Pop quiz: Who said:
“The movement is a wild orgasm of anarchists sweeping across the country like a prairie fire.”
Former President Bill Clinton warned Friday that the anger some members of the Tea Party movement express about higher taxes and the size of government could feed the same right-wing extremism that led to the Oklahoma City bombing in 1995 [Fox]
Get in your DeLorean, charge your flux capacitor gun it to 88 MPH and let’s go back 40 years.
Anti-war protests around the country railed against the government. The president was called a Nazi and was hung in effigy. The outcry was energized by protest songs and anti-war movies.
University and government buildings were besieged, ransacked and some, set afire or even bombed. (see William Ayers)
The press played up the demonstrations and gave voice to those the government called “insurrectionists,” “anti-American” and “Communist lackeys.”
When challenged, demonstrators demanded their constitutional right to free speech and questioned the legality of the government’s actions.
In 1969, Bill Clinton, then a Rhodes Scholar at Oxford, organized an anti-war protest. In addition to being a coward and conducting his protest from a distance and separated by the Atlantic Ocean, did Clinton consider that his words might incite left-wing extremism? Does he now, as a former President, regret that protest for the potential it had to damage the country?
John Kerry was so moved that he lied before Congress about alleged atrocities by the U.S. military in Vietnam.
Curiously, in that same testimony, Kerry said:
We have come here, not to the President, because we believe that this body can be responsive to the will of the people, and we believe that the will of the people says that we should be out of Vietnam now….
Where is John Kerry’s moral indignation now? Where is his concern for “the will of the people.”
Our troops were called “baby killers,” yet now, those same outraged citizens promote abortion. Irony?
The war also became a focal point for civil rights leaders:
In a January 1967 article written for the Chicago Defender, Martin Luther King, Jr. openly expressed support for the antiwar movement on moral grounds. Reverend King expanded on his views in April at the Riverside Church in New York, asserting that the war was draining much-needed resources from domestic programs. He also voiced concern about the percentage of African-American casualties in relation to the total population. King’s statements rallied African-American activists to the antiwar cause and established a new dimension to the moral objections of the movement. The peaceful phase of the antiwar movement had reached maturity as the entire nation was now aware that the foundations of administration foreign policy were being widely questioned. [Mark Barringer]
Does any of this sound familiar?
“…draining much-needed resources from domestic programs.”
“…concern about the percentage of African-American casualties in relation to the total population.”
“…a new dimension to the moral objections of the movement.”
“…the entire nation was now aware that the foundations of administration … policy were being widely questioned.”

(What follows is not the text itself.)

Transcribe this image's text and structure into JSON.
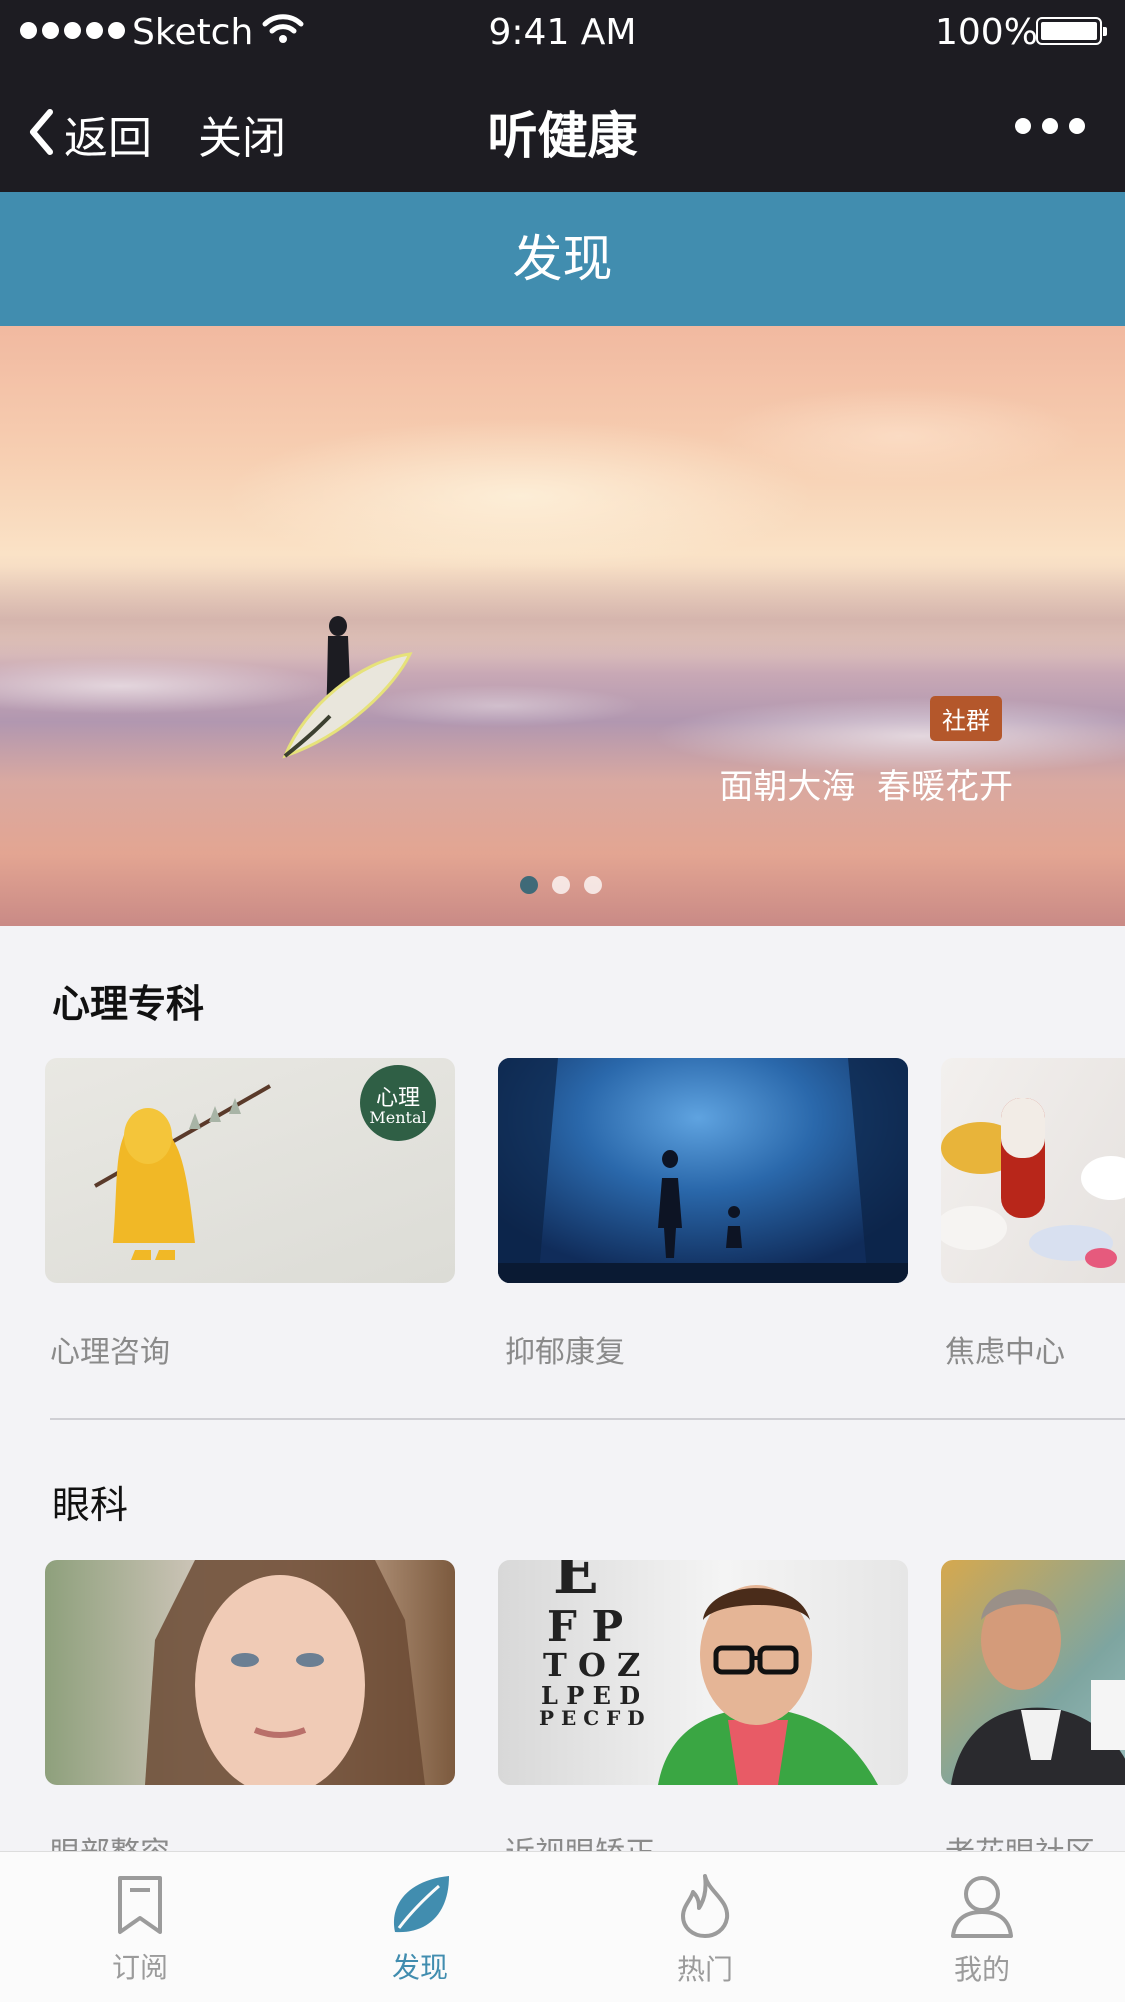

Now, those who stood beside Dr. King in indignation, support an administration that is causing the very damage they protested in the ’60’s and ’70’s. The difference is, of course, the responsible person is African-American and the Democratic Party is leading the way.
I suppose it depends on which side of the castle moat one resides that determines if the actions of government are “just and proper” or “illegal and immoral.”
And on which side of the moat does one find the media? Certainly not on the outside, but rather, comfortably lodged within the walls, lobbing arrows at the “racist,” “psychotic” and “ignorant” crowd beyond.
It may seem immoderate to compare a real war to the domestic policies of the Obama administration, but that’s not the point. This is about citizen indignation – protest – over the actions of their government. Those who believed in it then, do not subscribe to that right now.
The quote at the beginning of this post wasn’t from Nancy Pelosi, Harry Reid, Barney Frank, James Carville, either Clinton or Barack Obama – although, in the range of comments they’ve made about the Tea Party movement, it would certainly be in like company.
The complete quote is:
“The antiwar movement is a wild orgasm of anarchists sweeping across the country like a prairie fire.”
Yeah… today’s Democrats sound a whole lot like yesterday’s Richard Nixon.